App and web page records
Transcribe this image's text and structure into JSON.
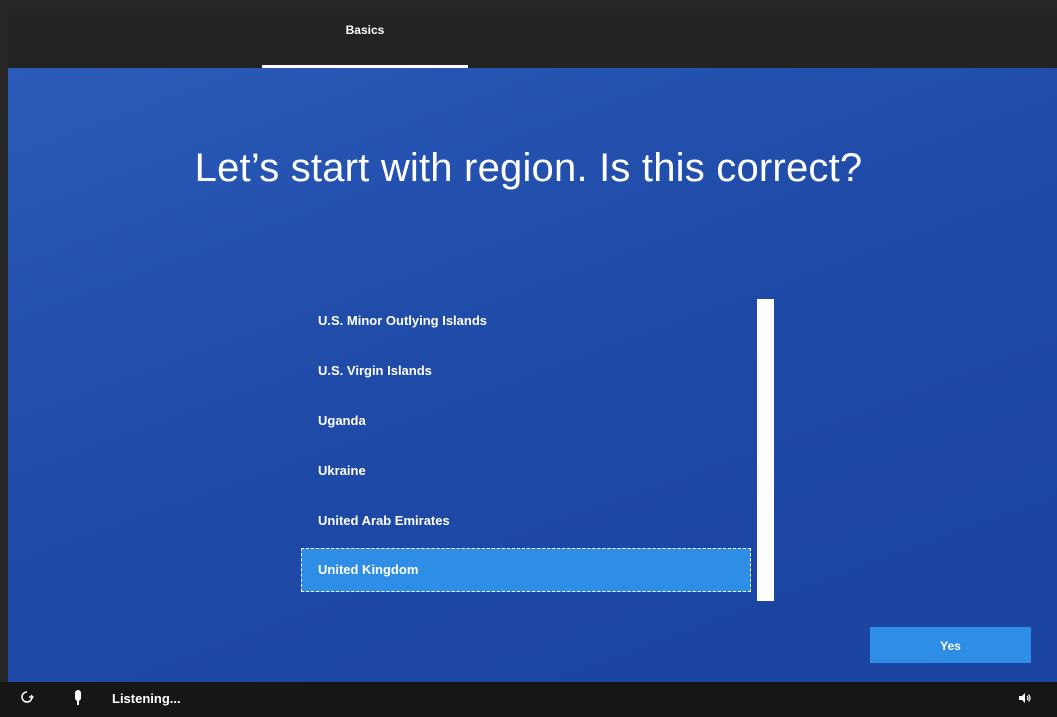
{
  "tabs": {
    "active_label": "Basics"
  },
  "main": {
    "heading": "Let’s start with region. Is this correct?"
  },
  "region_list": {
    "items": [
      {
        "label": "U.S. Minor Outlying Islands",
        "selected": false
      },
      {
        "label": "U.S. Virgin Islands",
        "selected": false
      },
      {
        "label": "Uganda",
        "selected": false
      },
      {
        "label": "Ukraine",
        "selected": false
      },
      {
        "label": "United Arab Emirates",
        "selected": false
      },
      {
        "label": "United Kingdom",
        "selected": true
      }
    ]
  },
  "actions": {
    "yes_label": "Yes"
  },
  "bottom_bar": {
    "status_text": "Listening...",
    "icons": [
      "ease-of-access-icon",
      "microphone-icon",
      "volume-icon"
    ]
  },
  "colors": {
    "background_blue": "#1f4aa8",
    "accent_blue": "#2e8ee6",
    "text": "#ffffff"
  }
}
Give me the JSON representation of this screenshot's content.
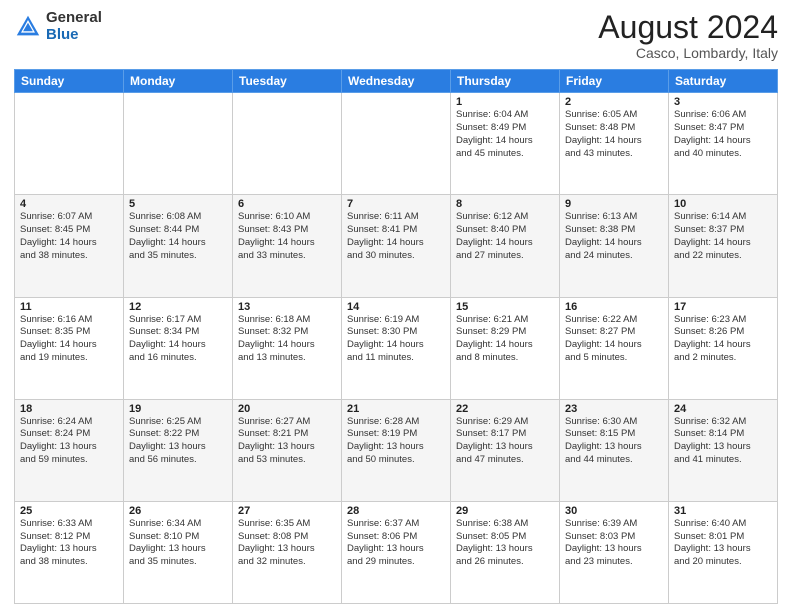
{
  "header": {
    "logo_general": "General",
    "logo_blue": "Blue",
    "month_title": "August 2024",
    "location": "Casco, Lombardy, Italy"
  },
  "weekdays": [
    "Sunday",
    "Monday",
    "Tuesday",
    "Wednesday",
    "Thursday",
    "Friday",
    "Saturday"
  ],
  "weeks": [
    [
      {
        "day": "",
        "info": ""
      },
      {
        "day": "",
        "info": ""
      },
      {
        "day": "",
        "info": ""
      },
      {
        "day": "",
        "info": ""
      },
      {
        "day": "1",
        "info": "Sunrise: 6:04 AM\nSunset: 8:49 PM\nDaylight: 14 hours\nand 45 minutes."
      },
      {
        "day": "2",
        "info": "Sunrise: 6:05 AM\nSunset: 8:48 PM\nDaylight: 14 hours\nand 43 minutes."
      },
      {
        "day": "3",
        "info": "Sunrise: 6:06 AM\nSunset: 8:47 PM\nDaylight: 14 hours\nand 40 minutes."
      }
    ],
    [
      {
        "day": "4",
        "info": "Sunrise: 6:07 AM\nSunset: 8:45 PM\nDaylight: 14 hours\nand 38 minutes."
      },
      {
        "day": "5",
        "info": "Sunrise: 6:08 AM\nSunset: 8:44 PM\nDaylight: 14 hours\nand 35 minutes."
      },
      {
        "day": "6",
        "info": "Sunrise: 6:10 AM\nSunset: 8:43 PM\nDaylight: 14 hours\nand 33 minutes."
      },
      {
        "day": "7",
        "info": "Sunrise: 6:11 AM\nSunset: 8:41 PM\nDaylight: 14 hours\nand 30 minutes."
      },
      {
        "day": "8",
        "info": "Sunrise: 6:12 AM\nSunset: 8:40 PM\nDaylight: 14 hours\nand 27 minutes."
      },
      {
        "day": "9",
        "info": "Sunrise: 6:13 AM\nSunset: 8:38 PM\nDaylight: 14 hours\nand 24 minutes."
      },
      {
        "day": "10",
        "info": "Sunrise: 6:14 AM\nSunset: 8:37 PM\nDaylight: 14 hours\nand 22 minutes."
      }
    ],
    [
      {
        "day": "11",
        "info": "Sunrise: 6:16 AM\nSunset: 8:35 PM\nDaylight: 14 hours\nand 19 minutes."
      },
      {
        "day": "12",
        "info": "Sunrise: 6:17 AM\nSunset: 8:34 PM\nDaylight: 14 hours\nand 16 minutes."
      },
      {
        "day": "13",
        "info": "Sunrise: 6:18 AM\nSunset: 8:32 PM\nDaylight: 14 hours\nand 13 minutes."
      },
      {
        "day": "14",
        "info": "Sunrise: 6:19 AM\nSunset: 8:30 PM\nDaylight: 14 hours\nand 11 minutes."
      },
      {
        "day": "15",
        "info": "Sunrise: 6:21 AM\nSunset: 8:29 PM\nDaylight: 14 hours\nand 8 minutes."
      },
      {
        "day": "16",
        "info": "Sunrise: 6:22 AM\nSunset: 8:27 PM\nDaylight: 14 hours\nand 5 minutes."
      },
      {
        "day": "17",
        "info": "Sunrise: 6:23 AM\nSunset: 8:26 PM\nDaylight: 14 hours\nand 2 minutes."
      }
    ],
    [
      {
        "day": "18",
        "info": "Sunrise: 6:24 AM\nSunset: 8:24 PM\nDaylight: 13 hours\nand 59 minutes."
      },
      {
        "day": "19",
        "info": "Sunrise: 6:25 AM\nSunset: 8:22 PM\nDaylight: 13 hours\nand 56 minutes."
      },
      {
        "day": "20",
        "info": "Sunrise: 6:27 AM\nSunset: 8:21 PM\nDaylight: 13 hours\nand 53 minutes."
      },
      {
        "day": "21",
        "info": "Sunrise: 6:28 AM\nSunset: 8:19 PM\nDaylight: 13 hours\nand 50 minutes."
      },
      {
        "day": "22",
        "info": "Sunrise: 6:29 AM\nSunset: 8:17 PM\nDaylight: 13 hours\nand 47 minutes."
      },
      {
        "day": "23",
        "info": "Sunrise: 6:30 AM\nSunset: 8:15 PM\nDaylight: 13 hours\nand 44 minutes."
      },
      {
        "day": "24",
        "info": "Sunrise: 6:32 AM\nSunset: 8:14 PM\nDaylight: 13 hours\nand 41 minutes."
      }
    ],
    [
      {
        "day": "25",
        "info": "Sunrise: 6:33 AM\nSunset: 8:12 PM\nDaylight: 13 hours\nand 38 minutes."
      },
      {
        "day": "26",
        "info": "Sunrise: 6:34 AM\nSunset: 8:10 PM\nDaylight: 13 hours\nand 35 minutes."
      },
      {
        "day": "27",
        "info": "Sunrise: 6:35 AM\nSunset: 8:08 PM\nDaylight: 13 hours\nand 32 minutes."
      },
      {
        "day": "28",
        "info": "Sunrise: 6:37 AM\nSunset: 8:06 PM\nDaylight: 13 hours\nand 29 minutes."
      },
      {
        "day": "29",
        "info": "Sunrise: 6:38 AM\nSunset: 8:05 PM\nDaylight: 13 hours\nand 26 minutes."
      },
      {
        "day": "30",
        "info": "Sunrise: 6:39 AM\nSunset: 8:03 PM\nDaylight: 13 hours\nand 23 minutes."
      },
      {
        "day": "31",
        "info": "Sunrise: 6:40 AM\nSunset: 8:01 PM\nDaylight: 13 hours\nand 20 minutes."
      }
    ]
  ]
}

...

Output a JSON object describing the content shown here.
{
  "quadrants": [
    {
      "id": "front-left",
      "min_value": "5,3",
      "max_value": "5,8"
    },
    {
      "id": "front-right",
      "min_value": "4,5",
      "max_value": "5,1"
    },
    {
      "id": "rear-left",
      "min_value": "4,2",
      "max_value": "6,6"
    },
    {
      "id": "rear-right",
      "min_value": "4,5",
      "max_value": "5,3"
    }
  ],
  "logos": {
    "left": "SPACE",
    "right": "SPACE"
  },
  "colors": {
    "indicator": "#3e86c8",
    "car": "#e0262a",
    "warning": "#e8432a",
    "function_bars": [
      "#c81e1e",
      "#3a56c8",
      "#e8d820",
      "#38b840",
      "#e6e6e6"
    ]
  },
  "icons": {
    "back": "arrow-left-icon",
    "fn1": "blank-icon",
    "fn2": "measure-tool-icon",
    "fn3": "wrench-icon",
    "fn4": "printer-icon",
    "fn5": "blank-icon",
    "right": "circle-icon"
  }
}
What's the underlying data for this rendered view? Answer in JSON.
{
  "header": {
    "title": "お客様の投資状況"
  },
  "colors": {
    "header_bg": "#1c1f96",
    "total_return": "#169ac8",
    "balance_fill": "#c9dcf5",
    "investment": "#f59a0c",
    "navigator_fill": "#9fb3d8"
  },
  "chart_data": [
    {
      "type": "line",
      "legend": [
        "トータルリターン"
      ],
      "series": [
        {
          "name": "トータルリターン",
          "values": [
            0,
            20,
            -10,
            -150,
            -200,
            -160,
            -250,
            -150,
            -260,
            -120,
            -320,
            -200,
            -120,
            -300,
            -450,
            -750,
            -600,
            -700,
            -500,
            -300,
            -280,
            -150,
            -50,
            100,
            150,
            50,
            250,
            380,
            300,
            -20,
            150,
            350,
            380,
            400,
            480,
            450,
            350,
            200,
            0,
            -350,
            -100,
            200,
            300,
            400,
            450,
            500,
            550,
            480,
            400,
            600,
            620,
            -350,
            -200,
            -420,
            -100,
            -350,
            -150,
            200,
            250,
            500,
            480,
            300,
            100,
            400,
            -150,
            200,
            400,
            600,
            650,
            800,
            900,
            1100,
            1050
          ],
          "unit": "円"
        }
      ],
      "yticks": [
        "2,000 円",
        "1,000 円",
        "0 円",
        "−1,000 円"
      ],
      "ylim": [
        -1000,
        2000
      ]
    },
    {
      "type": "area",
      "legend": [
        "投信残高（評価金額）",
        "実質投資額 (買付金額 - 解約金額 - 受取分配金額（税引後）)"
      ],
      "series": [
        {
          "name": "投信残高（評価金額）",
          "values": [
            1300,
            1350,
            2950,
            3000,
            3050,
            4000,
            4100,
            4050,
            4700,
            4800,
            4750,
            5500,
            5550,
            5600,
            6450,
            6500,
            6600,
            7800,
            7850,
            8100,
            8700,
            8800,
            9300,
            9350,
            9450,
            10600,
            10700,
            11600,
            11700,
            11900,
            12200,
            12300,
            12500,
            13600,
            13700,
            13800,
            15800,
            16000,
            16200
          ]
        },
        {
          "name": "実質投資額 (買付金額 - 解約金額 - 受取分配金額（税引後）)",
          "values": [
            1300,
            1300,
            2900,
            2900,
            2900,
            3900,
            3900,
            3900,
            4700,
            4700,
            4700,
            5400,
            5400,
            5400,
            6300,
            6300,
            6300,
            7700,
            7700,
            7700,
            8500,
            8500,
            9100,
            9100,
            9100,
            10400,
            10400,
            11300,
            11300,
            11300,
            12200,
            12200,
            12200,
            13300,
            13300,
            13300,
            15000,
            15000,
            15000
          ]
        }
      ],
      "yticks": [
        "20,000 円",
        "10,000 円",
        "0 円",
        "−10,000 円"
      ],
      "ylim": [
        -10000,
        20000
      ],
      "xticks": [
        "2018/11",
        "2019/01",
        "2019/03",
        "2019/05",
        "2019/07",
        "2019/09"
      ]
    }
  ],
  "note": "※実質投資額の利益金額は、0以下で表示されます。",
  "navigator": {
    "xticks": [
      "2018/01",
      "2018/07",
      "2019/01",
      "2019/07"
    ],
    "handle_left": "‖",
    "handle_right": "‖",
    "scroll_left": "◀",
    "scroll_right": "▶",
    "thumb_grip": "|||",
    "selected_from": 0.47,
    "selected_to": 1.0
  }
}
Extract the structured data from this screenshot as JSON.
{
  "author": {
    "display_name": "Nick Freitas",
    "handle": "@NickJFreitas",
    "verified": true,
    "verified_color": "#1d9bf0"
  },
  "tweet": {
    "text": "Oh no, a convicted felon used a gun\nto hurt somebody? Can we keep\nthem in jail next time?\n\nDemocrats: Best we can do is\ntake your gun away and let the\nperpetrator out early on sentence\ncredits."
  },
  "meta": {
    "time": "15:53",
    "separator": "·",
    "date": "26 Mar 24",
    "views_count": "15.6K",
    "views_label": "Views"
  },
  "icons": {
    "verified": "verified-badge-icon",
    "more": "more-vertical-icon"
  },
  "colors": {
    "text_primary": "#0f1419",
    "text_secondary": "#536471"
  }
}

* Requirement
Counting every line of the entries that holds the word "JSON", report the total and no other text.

* Finished task
5